What are a few of your current favorite singers/bands?
That’s a toughie. Some of the new-ish artists I like that come to mind are Sturgill Simpson, Kongos, White Denim, Air Traffic Controller (whose keyboard happens to be band teacher at Wellesley High), and Lake Street Dive. Beyond the current stuff, I’m a die hard Stevie Wonder and Prince fan.
What’s your favorite place locally to see a show?
I tend to like smaller venues like Brighton Music Hall and Thunder Road, although I also love the vibe at The Blue Hills Bank Pavilion. One of the best shows in recent memory was U2 at The Garden. They made such a big venue feel intimate.
How if at all do your WERS and Wellesley lives mix?
Every now and then I’ll catch 88.9 on in a Wellesley store. I’m also always amazed at how many calls I get at the station from Wellesley people who are listening on their way to school or work (car pools are always fun). Wellesley residents clearly have impeccable taste in both music and radio shows.
How long have you lived in Wellesley and what sort of involvement do you have in town?

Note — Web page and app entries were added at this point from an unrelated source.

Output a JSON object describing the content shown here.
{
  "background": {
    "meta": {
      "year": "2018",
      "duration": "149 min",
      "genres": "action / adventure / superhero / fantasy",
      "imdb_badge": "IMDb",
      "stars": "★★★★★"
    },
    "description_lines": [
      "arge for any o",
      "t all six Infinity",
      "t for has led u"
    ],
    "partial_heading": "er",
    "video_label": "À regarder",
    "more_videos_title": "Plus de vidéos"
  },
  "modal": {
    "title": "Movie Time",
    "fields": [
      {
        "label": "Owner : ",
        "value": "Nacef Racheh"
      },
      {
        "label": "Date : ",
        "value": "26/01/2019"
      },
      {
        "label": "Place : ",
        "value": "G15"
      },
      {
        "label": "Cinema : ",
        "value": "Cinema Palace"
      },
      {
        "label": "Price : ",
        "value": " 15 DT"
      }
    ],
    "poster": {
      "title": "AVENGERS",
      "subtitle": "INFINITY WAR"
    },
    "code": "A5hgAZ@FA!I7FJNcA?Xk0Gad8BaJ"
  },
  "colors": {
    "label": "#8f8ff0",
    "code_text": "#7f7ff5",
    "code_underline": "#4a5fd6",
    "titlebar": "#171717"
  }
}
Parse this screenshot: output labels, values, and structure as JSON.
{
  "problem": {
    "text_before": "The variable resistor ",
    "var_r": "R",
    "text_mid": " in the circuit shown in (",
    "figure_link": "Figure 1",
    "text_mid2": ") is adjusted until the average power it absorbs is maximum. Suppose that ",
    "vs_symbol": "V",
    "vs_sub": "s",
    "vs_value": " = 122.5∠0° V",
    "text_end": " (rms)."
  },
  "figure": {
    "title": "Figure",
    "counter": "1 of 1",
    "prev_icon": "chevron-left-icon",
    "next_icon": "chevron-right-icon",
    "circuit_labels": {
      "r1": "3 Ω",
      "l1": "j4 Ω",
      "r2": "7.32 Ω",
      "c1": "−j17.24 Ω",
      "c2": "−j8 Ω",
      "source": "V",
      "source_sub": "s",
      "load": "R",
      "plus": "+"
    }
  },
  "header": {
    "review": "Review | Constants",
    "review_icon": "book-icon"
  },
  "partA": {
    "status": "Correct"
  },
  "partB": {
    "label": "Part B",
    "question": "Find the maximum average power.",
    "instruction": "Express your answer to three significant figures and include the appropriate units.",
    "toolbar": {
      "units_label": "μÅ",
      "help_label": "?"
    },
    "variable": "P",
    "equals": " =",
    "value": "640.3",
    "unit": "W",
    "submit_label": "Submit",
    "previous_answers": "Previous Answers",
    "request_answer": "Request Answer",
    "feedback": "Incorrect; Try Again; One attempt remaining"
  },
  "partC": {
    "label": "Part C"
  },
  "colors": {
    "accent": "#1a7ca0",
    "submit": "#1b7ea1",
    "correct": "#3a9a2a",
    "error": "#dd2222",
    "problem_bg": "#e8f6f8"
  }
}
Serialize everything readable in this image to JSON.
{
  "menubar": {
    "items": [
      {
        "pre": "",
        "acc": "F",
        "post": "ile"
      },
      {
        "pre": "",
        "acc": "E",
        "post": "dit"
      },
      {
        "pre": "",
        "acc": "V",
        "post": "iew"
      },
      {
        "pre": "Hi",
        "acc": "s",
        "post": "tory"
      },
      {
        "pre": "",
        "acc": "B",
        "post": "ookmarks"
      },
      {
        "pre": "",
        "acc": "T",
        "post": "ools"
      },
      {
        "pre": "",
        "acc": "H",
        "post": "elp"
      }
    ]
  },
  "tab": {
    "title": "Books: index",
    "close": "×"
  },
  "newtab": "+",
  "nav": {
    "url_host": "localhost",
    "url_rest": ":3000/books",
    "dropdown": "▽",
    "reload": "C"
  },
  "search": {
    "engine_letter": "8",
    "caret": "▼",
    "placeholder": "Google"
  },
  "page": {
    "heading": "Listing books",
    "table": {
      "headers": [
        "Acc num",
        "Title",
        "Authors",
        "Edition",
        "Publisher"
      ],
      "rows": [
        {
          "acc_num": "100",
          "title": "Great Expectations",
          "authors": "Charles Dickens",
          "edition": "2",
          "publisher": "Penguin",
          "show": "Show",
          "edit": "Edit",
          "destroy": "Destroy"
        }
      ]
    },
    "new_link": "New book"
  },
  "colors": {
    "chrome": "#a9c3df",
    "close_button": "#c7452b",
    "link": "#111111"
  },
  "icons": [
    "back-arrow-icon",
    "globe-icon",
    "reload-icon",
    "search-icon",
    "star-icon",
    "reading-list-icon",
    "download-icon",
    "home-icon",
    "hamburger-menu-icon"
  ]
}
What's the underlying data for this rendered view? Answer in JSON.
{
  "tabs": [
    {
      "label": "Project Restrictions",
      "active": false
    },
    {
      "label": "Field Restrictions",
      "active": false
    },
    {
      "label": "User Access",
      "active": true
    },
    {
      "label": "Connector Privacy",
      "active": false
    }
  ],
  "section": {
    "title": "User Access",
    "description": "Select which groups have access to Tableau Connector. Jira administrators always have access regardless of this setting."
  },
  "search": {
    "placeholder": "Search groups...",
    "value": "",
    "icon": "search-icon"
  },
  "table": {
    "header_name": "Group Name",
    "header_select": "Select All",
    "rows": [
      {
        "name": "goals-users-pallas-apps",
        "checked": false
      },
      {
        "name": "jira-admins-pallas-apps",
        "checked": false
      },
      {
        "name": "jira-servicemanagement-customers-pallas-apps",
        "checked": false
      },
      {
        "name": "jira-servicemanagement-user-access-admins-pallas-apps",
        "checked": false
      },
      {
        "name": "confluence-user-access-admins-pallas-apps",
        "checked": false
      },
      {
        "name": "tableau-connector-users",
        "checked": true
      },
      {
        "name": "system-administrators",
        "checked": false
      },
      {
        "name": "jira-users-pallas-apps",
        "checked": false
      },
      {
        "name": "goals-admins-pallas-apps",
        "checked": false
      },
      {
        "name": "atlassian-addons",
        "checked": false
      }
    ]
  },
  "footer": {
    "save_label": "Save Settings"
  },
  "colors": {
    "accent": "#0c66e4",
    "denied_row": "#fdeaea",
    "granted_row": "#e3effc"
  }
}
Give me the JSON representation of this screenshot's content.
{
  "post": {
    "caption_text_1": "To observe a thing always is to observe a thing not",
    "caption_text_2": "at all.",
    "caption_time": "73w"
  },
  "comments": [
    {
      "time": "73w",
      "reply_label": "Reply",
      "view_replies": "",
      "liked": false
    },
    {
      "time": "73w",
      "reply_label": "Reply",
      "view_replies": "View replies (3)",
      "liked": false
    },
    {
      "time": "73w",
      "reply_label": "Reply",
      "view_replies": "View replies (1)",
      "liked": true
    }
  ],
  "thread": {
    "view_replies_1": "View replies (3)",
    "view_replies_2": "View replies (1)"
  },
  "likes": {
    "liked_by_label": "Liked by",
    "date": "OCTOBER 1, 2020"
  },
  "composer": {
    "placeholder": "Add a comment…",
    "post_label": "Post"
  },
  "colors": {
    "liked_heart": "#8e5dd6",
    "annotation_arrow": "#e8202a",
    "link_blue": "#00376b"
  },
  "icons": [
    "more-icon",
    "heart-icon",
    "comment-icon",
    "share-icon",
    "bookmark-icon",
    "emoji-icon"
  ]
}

We moved to Wellesley in 2003. My wife is a doctor at Newton Wellesley Hospital, and we have three boys – two at the Middle School, and one at Schofield. All three are football players (my oldest son Joey was lucky enough to be on the fifth grade team that won the national championship a few years ago). I’ve had the pleasure of announcing Wellesley Youth Football home games since my boys started. What makes it interesting is that – although I’m happy to say anything on the microphone – I didn’t play football as a kid and am not well learned in the intricacies of the game. Sometimes it feels like I might as well be doing a play-by-play at the ballet. Thankfully I call the games with another football dad (Jay Althoff) who understand much better than I.
Anything else worth noting?
I was thinking that something noteworthy about my morning show gig is that I’m the very first professional host on 88.9 WERS. I come from a commercial radio background (I’m still a DJ on Country 102.5) and before I got the gig, WERS had decided they wanted to get a seasoned radio person on board to host the morning show and be a mentor to students. It’s an unusual setup for a college station.